Pinning Ceremony to Dedicate Nursing Graduates

Pinning Ceremony to Dedicate Nursing Graduates

Staff Writer
Pinning Ceremony to Dedicate Nursing Graduates

It takes a special type of person to choose a career dedicated to serving the needs of others. Graduating students of OSU Institute of Technology’s nursing program will pledge themselves to the sacred work they have chosen during a special pinning ceremony at 10 a.m. on Friday, April 26.

The pinning ceremony signifies the completion of their initial professional nursing education. Florence Nightingale, the founder of modern nursing, started the tradition over 150 years ago by presenting graduates of the nursing school she founded with a medal or symbolic “badge of courage.” The medal was meant to encourage her students to faithfully serve the injured, sick and dying in challenging situations and often dangerous circumstances. Over the years, this medal evolved into a pin indicating the institution from which the nurse received their training.

In the nine years of its existence, OSUIT’s nursing program has produced over 186 registered nurses currently serving patients throughout the country. Jodi Campbell, an OSUIT nursing instructor said of this spring’s graduating class, “They have been one of the most collaborative and creative groups we’ve ever had in our program. They also achieved some of the highest exit scores as a class, demonstrating the theoretical knowledge required in our profession.”

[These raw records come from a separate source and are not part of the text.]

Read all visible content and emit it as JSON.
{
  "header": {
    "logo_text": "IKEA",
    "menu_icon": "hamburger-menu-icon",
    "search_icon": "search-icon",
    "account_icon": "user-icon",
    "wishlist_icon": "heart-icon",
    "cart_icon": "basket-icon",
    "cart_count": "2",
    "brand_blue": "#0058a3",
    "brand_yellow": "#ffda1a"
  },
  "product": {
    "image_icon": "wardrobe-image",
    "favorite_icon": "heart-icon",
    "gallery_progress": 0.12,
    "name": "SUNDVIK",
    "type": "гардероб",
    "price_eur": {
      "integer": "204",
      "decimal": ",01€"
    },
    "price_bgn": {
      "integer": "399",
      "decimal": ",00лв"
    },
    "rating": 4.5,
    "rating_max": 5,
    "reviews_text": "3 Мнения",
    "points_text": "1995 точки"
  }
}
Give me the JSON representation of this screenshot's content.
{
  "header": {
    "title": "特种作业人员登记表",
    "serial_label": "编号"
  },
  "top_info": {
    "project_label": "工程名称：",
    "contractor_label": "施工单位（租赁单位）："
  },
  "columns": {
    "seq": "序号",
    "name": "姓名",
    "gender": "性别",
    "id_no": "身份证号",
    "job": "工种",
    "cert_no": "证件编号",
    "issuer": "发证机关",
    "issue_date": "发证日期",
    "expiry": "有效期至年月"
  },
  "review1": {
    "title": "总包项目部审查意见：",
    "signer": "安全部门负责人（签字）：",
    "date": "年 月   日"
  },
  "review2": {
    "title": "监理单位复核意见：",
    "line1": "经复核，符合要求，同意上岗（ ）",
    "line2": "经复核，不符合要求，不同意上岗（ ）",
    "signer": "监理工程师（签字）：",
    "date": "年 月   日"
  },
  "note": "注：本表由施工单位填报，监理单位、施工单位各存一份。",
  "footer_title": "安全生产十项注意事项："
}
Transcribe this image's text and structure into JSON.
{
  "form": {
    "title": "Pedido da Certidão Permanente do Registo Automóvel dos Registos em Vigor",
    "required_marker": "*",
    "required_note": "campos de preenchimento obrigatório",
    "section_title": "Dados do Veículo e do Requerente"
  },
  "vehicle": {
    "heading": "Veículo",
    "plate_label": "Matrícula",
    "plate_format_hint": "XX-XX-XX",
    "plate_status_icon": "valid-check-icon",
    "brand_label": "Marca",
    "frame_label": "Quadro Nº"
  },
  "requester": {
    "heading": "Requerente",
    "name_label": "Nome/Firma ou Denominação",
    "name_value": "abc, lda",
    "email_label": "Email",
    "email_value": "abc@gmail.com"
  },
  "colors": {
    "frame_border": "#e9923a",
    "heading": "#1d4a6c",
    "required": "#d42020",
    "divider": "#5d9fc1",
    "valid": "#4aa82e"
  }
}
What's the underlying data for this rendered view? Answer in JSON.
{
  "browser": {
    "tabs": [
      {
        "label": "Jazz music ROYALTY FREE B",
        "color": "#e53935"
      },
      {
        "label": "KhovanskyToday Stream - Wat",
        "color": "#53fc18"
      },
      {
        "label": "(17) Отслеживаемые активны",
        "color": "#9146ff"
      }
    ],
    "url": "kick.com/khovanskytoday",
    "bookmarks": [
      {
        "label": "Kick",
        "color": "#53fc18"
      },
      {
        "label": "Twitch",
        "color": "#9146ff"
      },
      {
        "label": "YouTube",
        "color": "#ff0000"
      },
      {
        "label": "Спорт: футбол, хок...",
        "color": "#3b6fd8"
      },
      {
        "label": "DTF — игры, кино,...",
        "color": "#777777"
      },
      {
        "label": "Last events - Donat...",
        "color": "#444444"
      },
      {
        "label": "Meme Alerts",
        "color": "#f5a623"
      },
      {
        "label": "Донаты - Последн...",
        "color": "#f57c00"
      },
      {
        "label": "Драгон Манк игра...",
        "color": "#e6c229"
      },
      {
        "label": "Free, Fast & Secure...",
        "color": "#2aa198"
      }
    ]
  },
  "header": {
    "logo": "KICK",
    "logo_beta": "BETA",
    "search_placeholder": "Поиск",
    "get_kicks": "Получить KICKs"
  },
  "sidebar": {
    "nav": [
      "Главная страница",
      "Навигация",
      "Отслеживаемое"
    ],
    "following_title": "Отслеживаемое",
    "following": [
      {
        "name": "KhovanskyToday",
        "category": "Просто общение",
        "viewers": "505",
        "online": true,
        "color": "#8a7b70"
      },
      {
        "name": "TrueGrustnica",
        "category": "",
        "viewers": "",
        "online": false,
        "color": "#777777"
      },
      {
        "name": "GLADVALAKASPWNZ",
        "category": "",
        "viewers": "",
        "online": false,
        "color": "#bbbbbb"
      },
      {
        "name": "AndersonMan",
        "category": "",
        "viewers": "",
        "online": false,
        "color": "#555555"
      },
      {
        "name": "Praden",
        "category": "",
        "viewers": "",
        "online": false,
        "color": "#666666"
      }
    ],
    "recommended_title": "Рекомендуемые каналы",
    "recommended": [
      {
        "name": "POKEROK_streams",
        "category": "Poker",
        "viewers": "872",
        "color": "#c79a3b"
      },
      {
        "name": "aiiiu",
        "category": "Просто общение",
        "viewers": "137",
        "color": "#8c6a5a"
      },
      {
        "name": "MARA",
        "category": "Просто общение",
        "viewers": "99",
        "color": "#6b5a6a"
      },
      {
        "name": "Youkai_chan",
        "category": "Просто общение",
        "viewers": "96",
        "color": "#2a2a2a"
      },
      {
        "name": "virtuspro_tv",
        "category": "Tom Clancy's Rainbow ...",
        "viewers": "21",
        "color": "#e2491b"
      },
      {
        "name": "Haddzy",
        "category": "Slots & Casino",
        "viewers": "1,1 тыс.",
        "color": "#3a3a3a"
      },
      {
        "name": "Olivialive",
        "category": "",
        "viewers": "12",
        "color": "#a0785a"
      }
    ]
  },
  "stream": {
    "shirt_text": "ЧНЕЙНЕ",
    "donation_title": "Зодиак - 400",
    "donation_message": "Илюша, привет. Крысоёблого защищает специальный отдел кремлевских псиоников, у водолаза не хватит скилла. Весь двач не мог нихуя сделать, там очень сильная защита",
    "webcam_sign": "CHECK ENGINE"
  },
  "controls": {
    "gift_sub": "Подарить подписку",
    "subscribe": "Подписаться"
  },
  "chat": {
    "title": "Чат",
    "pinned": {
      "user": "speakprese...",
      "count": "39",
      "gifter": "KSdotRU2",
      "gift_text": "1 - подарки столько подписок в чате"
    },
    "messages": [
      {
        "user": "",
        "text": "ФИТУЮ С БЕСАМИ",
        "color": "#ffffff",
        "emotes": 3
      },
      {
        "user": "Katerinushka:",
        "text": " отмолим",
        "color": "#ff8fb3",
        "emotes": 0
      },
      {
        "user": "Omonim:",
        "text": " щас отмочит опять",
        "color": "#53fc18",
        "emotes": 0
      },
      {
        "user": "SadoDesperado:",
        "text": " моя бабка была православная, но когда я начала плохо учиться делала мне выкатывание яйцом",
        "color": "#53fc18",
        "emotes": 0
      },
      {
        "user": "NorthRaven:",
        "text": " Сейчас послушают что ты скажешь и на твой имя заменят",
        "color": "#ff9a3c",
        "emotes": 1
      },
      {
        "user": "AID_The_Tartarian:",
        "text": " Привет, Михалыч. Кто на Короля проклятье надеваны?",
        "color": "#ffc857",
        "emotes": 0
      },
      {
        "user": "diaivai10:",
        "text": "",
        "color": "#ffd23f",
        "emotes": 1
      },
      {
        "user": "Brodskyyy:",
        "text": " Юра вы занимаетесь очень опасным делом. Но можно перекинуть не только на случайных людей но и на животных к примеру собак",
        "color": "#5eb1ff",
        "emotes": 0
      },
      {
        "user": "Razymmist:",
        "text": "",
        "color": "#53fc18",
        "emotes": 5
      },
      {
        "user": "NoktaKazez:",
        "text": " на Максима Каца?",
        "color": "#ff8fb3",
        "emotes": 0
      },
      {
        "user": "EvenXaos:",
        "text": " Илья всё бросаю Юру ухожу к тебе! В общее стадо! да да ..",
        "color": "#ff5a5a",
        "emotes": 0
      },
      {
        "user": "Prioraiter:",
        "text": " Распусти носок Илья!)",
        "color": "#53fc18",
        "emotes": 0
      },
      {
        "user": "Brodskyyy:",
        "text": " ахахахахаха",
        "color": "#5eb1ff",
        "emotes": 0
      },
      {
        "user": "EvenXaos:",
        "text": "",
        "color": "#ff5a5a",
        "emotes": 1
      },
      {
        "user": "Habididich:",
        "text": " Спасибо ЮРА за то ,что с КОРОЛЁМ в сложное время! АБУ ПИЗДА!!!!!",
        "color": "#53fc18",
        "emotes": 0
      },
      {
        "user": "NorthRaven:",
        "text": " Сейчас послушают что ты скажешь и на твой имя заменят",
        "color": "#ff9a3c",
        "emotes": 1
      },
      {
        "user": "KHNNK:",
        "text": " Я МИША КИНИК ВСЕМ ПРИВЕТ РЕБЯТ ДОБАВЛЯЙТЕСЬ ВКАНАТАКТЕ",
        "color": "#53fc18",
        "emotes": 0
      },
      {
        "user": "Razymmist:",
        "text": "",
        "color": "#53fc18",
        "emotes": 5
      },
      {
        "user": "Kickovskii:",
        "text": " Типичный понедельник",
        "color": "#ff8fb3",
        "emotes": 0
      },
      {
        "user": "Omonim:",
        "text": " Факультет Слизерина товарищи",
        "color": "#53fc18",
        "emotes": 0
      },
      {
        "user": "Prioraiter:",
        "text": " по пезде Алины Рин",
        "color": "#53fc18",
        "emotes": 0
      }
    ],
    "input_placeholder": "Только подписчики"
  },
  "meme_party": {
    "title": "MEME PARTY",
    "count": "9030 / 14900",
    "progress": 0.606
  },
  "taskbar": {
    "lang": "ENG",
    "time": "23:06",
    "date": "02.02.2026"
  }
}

During the pinning ceremony, graduates will first be reminded of the significance of the event in their careers. While they are being pinned by a person of the student’s choosing, a nursing instructor will read the student’s dedication they wrote for the occasion. These dedications recognize loved ones or spiritual forces that helped them achieve this milestone, acknowledging the fact they didn’t make the journey alone but with the support of others.

The conclusion of the ceremony will be a lamp lighting ritual also referencing back to Florence Nightingale. During the Crimean War, she made history by taking 38 women to Turkey to nurse sick and wounded British soldiers. Often Nightingale was seen working late into the night, carrying a lamp to visit the bedside of patients she was treating. This earned her the nickname, “lady with the lamp” and the lamp icon became the symbol of nursing.

As a tribute to Nightingale’s dedication and compassion, her pledge will be read and each graduate will carry a lamp lit by a nursing instructor demonstrating their intention to carry her ideals forward.

Florence Nightingale

The Florence Nightingale Pledge

“I solemnly pledge myself before God and in the presence of this assembly to faithfully practice my profession of nursing. I will do all in my power to make and maintain the highest standards and practices of my profession.
I will hold in confidence all personal matters committed to my keeping in the practice of my calling. I will assist the physician in his work and will devote myself to the welfare of my patients, my family, and my community.
I will endeavor to fulfill my rights and privileges as a good citizen and take my share of responsibility in promoting the health and welfare of the community.
I will constantly endeavor to increase my knowledge and skills in nursing and to use them wisely. I will zealously seek to nurse those who are ill wherever they may be and whenever they are in need.
I will be active in assisting others in safeguarding and promoting the health and happiness of mankind.”